Outcomes after cardiac arrest remain poor in both in-hospital and out-of-hospital cardiac arrest remain poor. Targeted temperature management is recommended for comatose adults and children after out-of-hospital cardiac arrest. In a study reported by Moler et al, outcomes for children receiving therapeutic hypothermia after in-hospital cardiac arrest are reported.
In a trial conducted at 37 children’s hospitals, two temperature interventions in children who had had in-hospital cardiac arrest were compared. Within 6 hours after the return of circulation, comatose children older than 48 hours and younger than 18 years of age were randomly assigned to therapeutic hypothermia (target temperature, 33.0°C) or therapeutic normothermia (target temperature, 36.8°C).
The trial was terminated because of futility after 329 patients had undergone randomization. Among the 257 patients who had a Vineland Adaptive Behavior Scales (VABS-II score) of at least 70 before cardiac arrest and who could be evaluated, the rate of the primary efficacy outcome did not differ significantly between the hypothermia group and the normothermia group (36% [48 of 133 patients] and 39% [48 of 124 patients], respectively; relative risk, 0.92; 95% confidence interval [CI], 0.67 to 1.27; P=0.63). Among 317 patients who could be evaluated for change in neurobehavioral function, the change in VABS-II score from baseline to 12 months did not differ significantly between the groups (P=0.70). Among 327 patients who could be evaluated for 1-year survival, the rate of 1-year survival did not differ significantly between the hypothermia group and the normothermia group (49% [81 of 166 patients] and 46% [74 of 161 patients], respectively; relative risk, 1.07; 95% CI, 0.85 to 1.34; P=0.56).

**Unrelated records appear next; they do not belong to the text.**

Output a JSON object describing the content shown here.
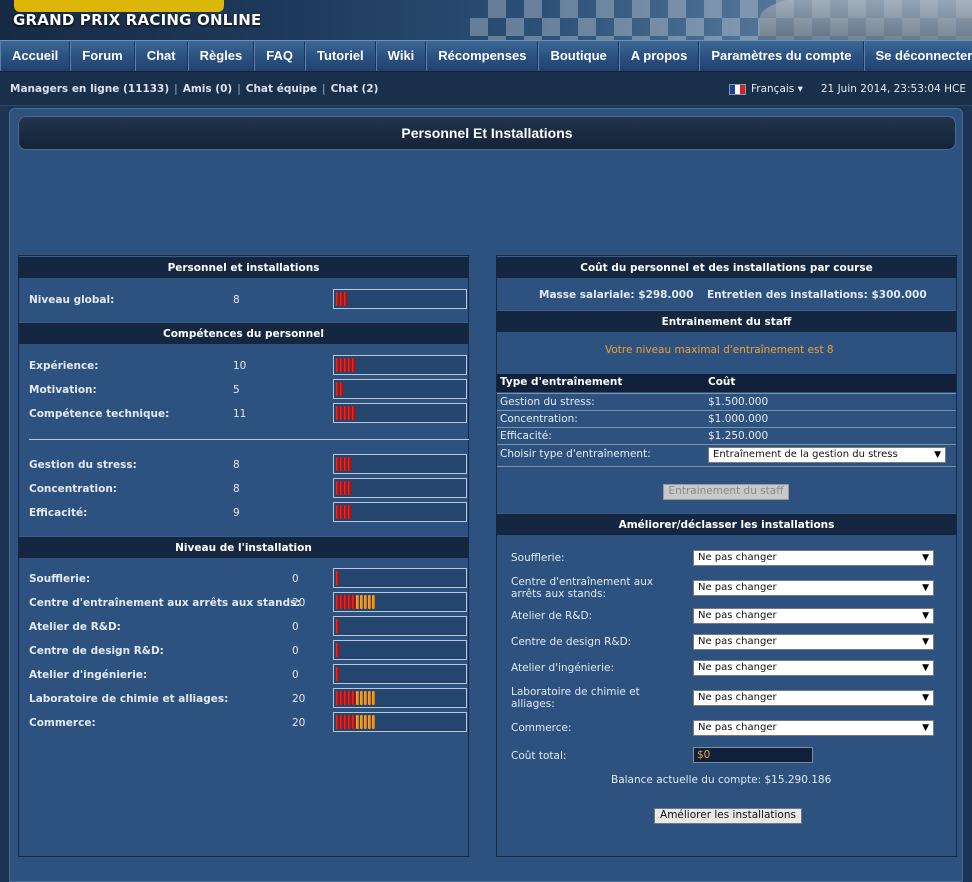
{
  "logo": {
    "text": "GRAND PRIX RACING ONLINE"
  },
  "nav": [
    "Accueil",
    "Forum",
    "Chat",
    "Règles",
    "FAQ",
    "Tutoriel",
    "Wiki",
    "Récompenses",
    "Boutique",
    "A propos",
    "Paramètres du compte",
    "Se déconnecter"
  ],
  "status": {
    "managers": "Managers en ligne (11133)",
    "friends": "Amis (0)",
    "team_chat": "Chat équipe",
    "chat": "Chat (2)",
    "language": "Français ▾",
    "datetime": "21 Juin 2014, 23:53:04 HCE"
  },
  "page_title": "Personnel Et Installations",
  "left": {
    "sec1": "Personnel et installations",
    "global_label": "Niveau global:",
    "global_value": "8",
    "sec2": "Compétences du personnel",
    "skills": [
      {
        "label": "Expérience:",
        "value": "10",
        "level": 10
      },
      {
        "label": "Motivation:",
        "value": "5",
        "level": 5
      },
      {
        "label": "Compétence technique:",
        "value": "11",
        "level": 11
      }
    ],
    "skills2": [
      {
        "label": "Gestion du stress:",
        "value": "8",
        "level": 8
      },
      {
        "label": "Concentration:",
        "value": "8",
        "level": 8
      },
      {
        "label": "Efficacité:",
        "value": "9",
        "level": 9
      }
    ],
    "sec3": "Niveau de l'installation",
    "facilities": [
      {
        "label": "Soufflerie:",
        "value": "0",
        "level": 0
      },
      {
        "label": "Centre d'entraînement aux arrêts aux stands:",
        "value": "20",
        "level": 20
      },
      {
        "label": "Atelier de R&D:",
        "value": "0",
        "level": 0
      },
      {
        "label": "Centre de design R&D:",
        "value": "0",
        "level": 0
      },
      {
        "label": "Atelier d'ingénierie:",
        "value": "0",
        "level": 0
      },
      {
        "label": "Laboratoire de chimie et alliages:",
        "value": "20",
        "level": 20
      },
      {
        "label": "Commerce:",
        "value": "20",
        "level": 20
      }
    ]
  },
  "right": {
    "sec1": "Coût du personnel et des installations par course",
    "salary": "Masse salariale: $298.000",
    "maintenance": "Entretien des installations: $300.000",
    "sec2": "Entrainement du staff",
    "max_training": "Votre niveau maximal d'entraînement est 8",
    "table_head": [
      "Type d'entraînement",
      "Coût"
    ],
    "table_rows": [
      [
        "Gestion du stress:",
        "$1.500.000"
      ],
      [
        "Concentration:",
        "$1.000.000"
      ],
      [
        "Efficacité:",
        "$1.250.000"
      ]
    ],
    "choose_label": "Choisir type d'entraînement:",
    "choose_value": "Entraînement de la gestion du stress",
    "train_button": "Entrainement du staff",
    "sec3": "Améliorer/déclasser les installations",
    "upgrades": [
      {
        "label": "Soufflerie:",
        "value": "Ne pas changer"
      },
      {
        "label": "Centre d'entraînement aux arrêts aux stands:",
        "value": "Ne pas changer"
      },
      {
        "label": "Atelier de R&D:",
        "value": "Ne pas changer"
      },
      {
        "label": "Centre de design R&D:",
        "value": "Ne pas changer"
      },
      {
        "label": "Atelier d'ingénierie:",
        "value": "Ne pas changer"
      },
      {
        "label": "Laboratoire de chimie et alliages:",
        "value": "Ne pas changer"
      },
      {
        "label": "Commerce:",
        "value": "Ne pas changer"
      }
    ],
    "total_label": "Coût total:",
    "total_value": "$0",
    "balance": "Balance actuelle du compte: $15.290.186",
    "upgrade_button": "Améliorer les installations"
  },
  "colors": {
    "bar_red": "#e01010",
    "bar_orange": "#f0a030",
    "panel": "#2e5280"
  }
}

The authors concluded that among comatose children who survived in-hospital cardiac arrest, therapeutic hypothermia, as compared with therapeutic normothermia, did not confer a significant benefit in survival with a favorable functional outcome at 1 year.
Coronary Flow Reserve and Clinical Outcomes in Women

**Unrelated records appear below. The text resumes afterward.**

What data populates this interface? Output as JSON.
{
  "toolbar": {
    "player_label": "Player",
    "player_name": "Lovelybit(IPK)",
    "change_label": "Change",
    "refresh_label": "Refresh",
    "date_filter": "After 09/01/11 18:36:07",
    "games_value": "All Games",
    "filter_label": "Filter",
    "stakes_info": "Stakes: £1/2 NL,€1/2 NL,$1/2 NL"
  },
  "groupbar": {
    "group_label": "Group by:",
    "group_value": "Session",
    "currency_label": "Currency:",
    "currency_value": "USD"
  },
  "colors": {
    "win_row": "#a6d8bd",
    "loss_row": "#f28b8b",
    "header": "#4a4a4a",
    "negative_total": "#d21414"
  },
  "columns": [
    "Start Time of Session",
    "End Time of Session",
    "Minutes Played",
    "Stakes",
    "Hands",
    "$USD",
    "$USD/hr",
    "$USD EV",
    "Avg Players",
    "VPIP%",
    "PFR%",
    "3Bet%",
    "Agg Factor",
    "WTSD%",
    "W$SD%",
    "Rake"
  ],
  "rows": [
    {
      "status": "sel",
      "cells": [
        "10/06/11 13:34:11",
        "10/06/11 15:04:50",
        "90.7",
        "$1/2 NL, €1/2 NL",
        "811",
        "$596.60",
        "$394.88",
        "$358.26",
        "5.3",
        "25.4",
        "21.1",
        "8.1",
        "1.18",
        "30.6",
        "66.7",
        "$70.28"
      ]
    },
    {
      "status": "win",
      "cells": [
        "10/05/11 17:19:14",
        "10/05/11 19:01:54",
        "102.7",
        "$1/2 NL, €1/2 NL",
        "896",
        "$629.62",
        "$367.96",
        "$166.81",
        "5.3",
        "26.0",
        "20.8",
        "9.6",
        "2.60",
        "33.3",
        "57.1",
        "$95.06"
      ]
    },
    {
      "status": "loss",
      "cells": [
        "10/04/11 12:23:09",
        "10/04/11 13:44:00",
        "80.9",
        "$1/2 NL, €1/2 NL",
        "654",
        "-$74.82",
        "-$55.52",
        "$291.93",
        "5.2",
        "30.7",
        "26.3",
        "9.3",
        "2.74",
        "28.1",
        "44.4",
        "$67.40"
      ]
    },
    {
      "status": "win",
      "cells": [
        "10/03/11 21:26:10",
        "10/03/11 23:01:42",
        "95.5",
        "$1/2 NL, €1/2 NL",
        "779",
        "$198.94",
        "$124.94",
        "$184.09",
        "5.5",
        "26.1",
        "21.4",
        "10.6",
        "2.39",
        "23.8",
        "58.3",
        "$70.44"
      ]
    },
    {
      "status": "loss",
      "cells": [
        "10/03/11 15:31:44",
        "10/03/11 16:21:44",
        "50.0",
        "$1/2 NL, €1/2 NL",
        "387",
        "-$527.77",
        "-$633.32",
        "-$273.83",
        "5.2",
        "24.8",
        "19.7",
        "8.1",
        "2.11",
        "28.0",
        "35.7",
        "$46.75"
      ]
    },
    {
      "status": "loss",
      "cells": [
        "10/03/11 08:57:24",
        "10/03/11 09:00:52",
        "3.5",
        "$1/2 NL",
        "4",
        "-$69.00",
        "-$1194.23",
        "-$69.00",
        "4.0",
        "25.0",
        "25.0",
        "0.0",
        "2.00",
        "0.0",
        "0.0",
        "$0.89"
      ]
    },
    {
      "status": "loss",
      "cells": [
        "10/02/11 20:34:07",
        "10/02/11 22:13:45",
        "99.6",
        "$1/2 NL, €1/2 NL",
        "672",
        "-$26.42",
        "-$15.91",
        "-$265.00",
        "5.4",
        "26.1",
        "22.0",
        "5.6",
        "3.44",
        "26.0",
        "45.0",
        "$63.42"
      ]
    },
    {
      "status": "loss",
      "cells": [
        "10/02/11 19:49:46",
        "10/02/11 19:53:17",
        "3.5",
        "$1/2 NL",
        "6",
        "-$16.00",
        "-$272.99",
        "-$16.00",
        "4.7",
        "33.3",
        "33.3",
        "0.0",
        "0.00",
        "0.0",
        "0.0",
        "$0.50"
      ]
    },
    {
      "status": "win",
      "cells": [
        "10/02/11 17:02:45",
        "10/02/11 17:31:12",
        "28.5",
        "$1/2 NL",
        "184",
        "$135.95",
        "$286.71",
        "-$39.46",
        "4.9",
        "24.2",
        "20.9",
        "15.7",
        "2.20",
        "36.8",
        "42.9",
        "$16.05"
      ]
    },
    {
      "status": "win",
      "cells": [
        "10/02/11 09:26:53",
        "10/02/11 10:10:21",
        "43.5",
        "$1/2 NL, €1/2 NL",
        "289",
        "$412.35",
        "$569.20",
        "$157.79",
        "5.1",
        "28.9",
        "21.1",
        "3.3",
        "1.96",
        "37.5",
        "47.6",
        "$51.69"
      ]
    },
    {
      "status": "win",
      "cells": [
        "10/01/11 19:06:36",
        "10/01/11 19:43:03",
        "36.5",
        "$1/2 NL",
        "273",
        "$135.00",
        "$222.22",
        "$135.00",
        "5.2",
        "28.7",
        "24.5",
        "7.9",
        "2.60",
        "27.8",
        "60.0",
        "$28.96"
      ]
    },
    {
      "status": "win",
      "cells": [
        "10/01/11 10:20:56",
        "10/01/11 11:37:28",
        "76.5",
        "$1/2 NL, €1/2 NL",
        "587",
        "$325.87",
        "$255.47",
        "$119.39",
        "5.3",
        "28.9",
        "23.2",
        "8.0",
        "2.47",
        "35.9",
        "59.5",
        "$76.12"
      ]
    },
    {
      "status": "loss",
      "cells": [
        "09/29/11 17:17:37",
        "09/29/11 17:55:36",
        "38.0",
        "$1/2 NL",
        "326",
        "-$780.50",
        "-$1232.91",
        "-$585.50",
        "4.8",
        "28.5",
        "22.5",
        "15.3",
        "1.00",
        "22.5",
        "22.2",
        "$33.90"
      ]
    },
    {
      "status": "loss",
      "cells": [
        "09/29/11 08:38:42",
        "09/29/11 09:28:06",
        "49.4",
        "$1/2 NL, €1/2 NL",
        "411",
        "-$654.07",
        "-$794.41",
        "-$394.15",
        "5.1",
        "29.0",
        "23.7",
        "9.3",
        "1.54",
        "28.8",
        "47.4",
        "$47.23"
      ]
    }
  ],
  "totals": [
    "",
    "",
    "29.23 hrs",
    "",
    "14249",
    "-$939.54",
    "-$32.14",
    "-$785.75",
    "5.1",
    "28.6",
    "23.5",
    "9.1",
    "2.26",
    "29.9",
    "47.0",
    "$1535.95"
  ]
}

Cardiovascular disease (CVD) fatality rates are higher for women than for men, yet obstructive coronary artery disease (CAD) is less prevalent in women. Coronary flow reserve (CFR), an integrated measure of large- and small-vessel CAD and myocardial ischemia, identifies patients at risk for CVD death, but is not routinely measured in clinical practice. This study by Taqueti and coworkers investigated the impact of sex, CFR, and angiographic CAD severity on adverse cardiovascular events.
Consecutive patients (n=329, 43% women) referred for invasive coronary angiography after stress testing with myocardial perfusion imaging and with left ventricular ejection fraction >40% were followed (median, 3.0 years) for a composite end point of major adverse cardiovascular events, including cardiovascular death and hospitalization for nonfatal myocardial infarction or heart failure. The extent and severity of angiographic CAD were estimated by using the CAD prognostic index, and CFR was quantified by using positron emission tomography.

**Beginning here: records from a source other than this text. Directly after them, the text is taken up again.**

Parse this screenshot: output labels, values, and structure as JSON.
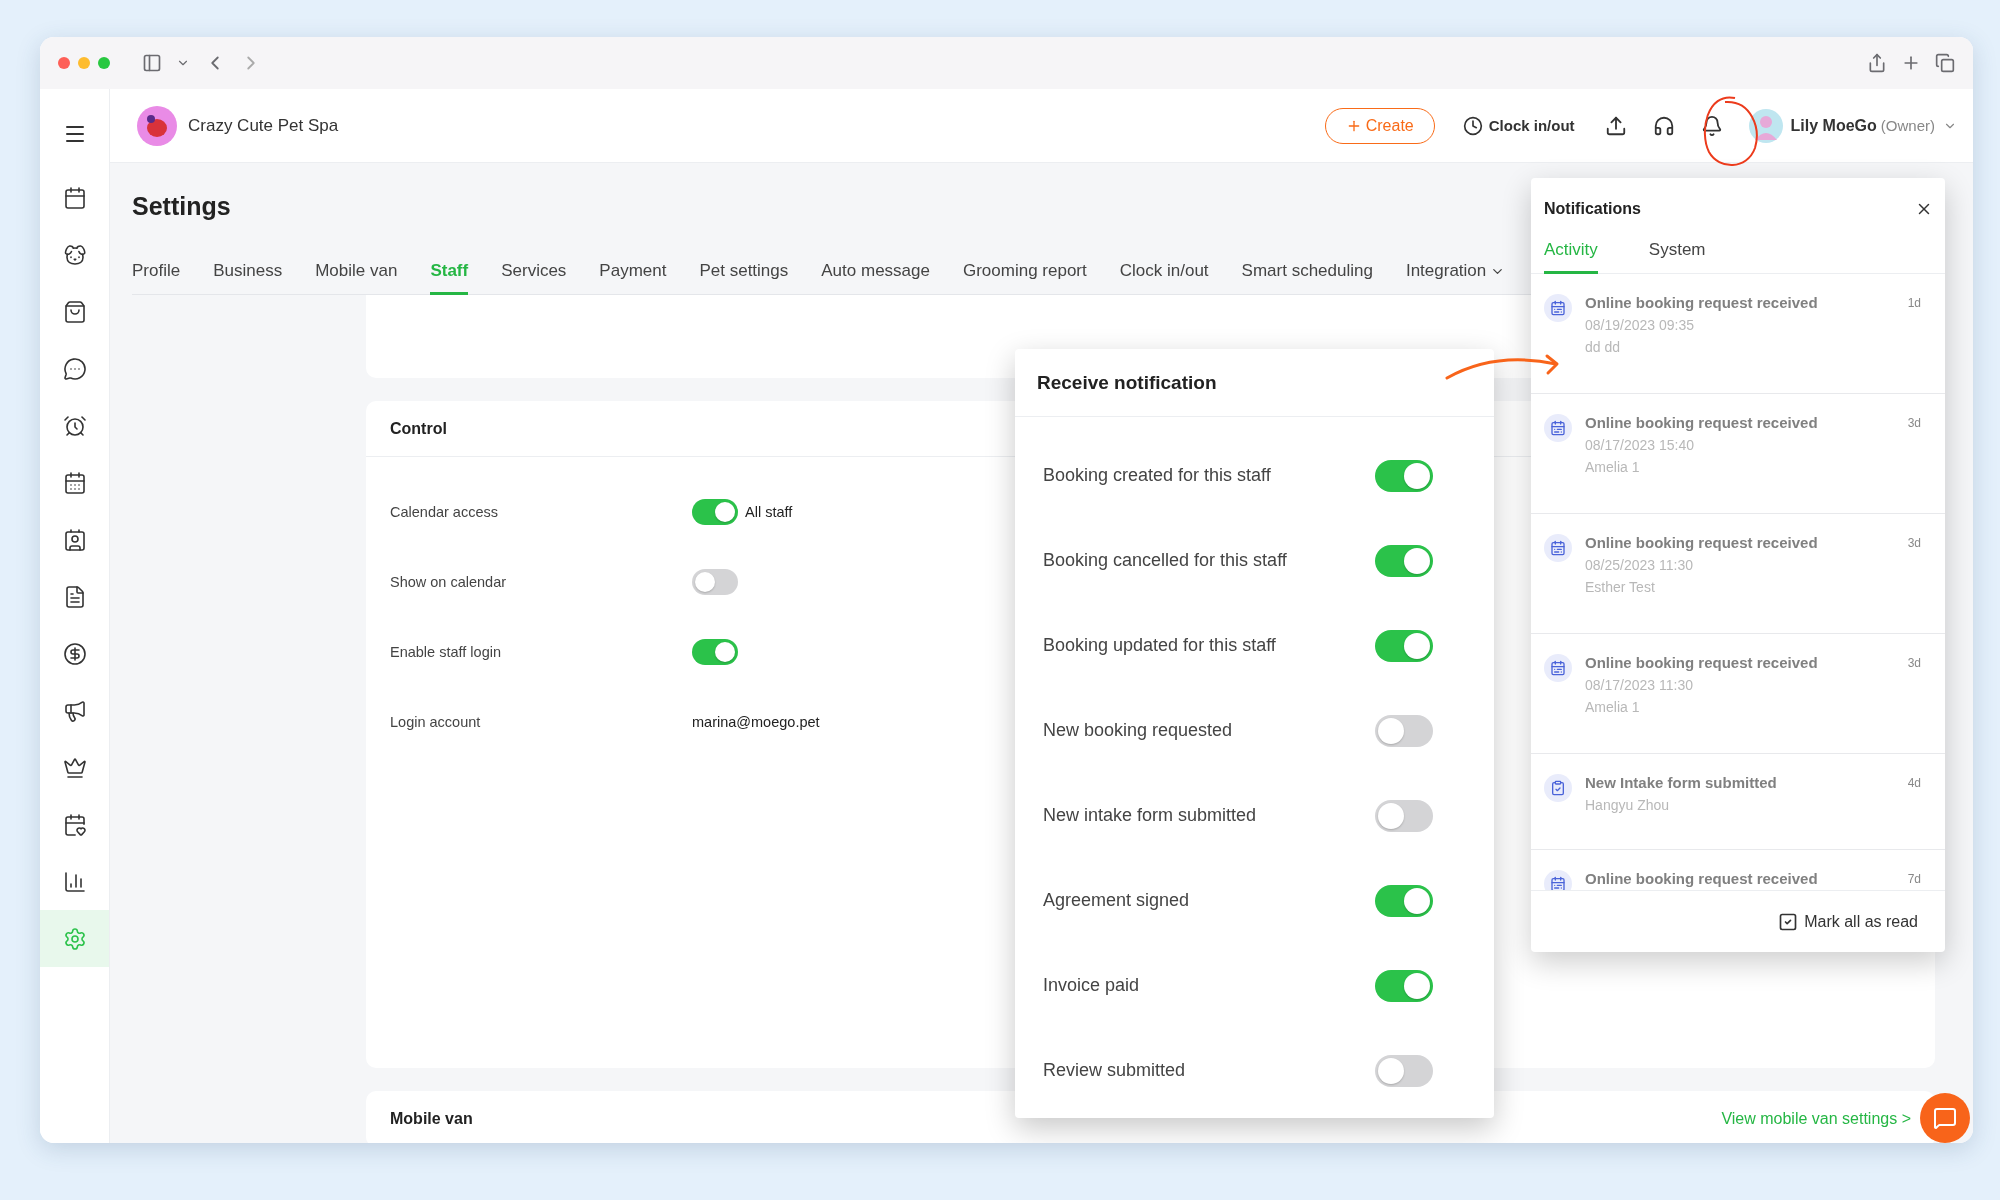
{
  "header": {
    "business_name": "Crazy Cute Pet Spa",
    "create_button": "Create",
    "clock_button": "Clock in/out",
    "user": {
      "name": "Lily MoeGo",
      "role": "(Owner)"
    }
  },
  "sidebar": {
    "items": [
      {
        "selected": false
      },
      {
        "selected": false
      },
      {
        "selected": false
      },
      {
        "selected": false
      },
      {
        "selected": false
      },
      {
        "selected": false
      },
      {
        "selected": false
      },
      {
        "selected": false
      },
      {
        "selected": false
      },
      {
        "selected": false
      },
      {
        "selected": false
      },
      {
        "selected": false
      },
      {
        "selected": false
      },
      {
        "selected": true
      }
    ]
  },
  "page": {
    "title": "Settings",
    "tabs": [
      {
        "label": "Profile",
        "selected": false
      },
      {
        "label": "Business",
        "selected": false
      },
      {
        "label": "Mobile van",
        "selected": false
      },
      {
        "label": "Staff",
        "selected": true
      },
      {
        "label": "Services",
        "selected": false
      },
      {
        "label": "Payment",
        "selected": false
      },
      {
        "label": "Pet settings",
        "selected": false
      },
      {
        "label": "Auto message",
        "selected": false
      },
      {
        "label": "Grooming report",
        "selected": false
      },
      {
        "label": "Clock in/out",
        "selected": false
      },
      {
        "label": "Smart scheduling",
        "selected": false
      },
      {
        "label": "Integration",
        "selected": false,
        "dropdown": true
      }
    ]
  },
  "control": {
    "title": "Control",
    "rows": [
      {
        "kind": "switch",
        "label": "Calendar access",
        "on": true,
        "value": "All staff"
      },
      {
        "kind": "switch",
        "label": "Show on calendar",
        "on": false
      },
      {
        "kind": "switch",
        "label": "Enable staff login",
        "on": true
      },
      {
        "kind": "text",
        "label": "Login account",
        "value": "marina@moego.pet"
      }
    ]
  },
  "mobile_van": {
    "title": "Mobile van",
    "link": "View mobile van settings >"
  },
  "receive_notification": {
    "title": "Receive notification",
    "items": [
      {
        "label": "Booking created for this staff",
        "on": true
      },
      {
        "label": "Booking cancelled for this staff",
        "on": true
      },
      {
        "label": "Booking updated for this staff",
        "on": true
      },
      {
        "label": "New booking requested",
        "on": false
      },
      {
        "label": "New intake form submitted",
        "on": false
      },
      {
        "label": "Agreement signed",
        "on": true
      },
      {
        "label": "Invoice paid",
        "on": true
      },
      {
        "label": "Review submitted",
        "on": false
      }
    ]
  },
  "notifications": {
    "title": "Notifications",
    "tabs": [
      {
        "label": "Activity",
        "selected": true
      },
      {
        "label": "System",
        "selected": false
      }
    ],
    "items": [
      {
        "kind": "booking",
        "title": "Online booking request received",
        "date": "08/19/2023 09:35",
        "detail": "dd dd",
        "age": "1d"
      },
      {
        "kind": "booking",
        "title": "Online booking request received",
        "date": "08/17/2023 15:40",
        "detail": "Amelia 1",
        "age": "3d"
      },
      {
        "kind": "booking",
        "title": "Online booking request received",
        "date": "08/25/2023 11:30",
        "detail": "Esther Test",
        "age": "3d"
      },
      {
        "kind": "booking",
        "title": "Online booking request received",
        "date": "08/17/2023 11:30",
        "detail": "Amelia 1",
        "age": "3d"
      },
      {
        "kind": "form",
        "title": "New Intake form submitted",
        "detail": "Hangyu Zhou",
        "age": "4d"
      },
      {
        "kind": "booking",
        "title": "Online booking request received",
        "age": "7d"
      }
    ],
    "mark_all_button": "Mark all as read"
  }
}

Although women in comparison with men had lower pretest clinical scores, rates of prior myocardial infarction, and burden of angiographic CAD (P<0.001), they demonstrated greater risk of CVD events, even after adjustment for traditional risk factors, imaging findings, and early revascularization (HR, 2.05; CI 1.05–4.02; P=0.03). Impaired CFR was similarly present among women and men, but in patients with low CFR (<1.6, n=163), women showed a higher frequency of nonobstructive CAD, whereas men showed a higher frequency of severely obstructive CAD (P=0.002). After adjusting for CFR, the effect of sex on outcomes was no longer significant.
The authors concluded that cardiovascular risk in women was independently associated with impaired CFR, representing a hidden biological risk, and a phenotype less amenable to revascularization. Impaired CFR may represent a novel target for CVD risk reduction.
The PCSK9 inhibitors, exert an even more powerful LDL cholesterol-lowering effect than statins, but the clinical benefit of treatment with PCSK9 inhibitors has not yet been established.
A preliminary announcement from Amgen, the manufacturer of the PCSK9 inhibitor evolocumab, has advised that the results of the first PCSK9 clinical outcomes trial (FOURIER) have met trial targets.
The FOURIER trial results will be presented at the American College of Cardiology Meeting in Washington on March 17th 2017.